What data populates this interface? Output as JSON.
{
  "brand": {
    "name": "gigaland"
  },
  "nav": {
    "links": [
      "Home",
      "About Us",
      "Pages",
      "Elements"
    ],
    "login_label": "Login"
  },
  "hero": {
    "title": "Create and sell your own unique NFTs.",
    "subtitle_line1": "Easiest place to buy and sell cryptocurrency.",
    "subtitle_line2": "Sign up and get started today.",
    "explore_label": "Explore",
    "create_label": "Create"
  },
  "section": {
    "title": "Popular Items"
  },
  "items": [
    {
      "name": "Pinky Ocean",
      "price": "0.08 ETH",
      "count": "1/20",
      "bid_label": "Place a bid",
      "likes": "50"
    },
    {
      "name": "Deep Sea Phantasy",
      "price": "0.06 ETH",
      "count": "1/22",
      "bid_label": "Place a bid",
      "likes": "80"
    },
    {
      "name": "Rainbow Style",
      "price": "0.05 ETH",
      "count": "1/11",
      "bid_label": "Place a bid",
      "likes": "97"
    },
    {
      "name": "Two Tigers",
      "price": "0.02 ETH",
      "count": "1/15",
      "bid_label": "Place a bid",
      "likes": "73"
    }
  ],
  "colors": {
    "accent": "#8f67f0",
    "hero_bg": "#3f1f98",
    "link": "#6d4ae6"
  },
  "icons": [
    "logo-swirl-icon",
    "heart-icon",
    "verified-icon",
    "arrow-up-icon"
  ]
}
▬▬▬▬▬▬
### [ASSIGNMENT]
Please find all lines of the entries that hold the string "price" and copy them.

### [TASK OUTPUT]
      "price": "0.08 ETH",
      "price": "0.06 ETH",
      "price": "0.05 ETH",
      "price": "0.02 ETH",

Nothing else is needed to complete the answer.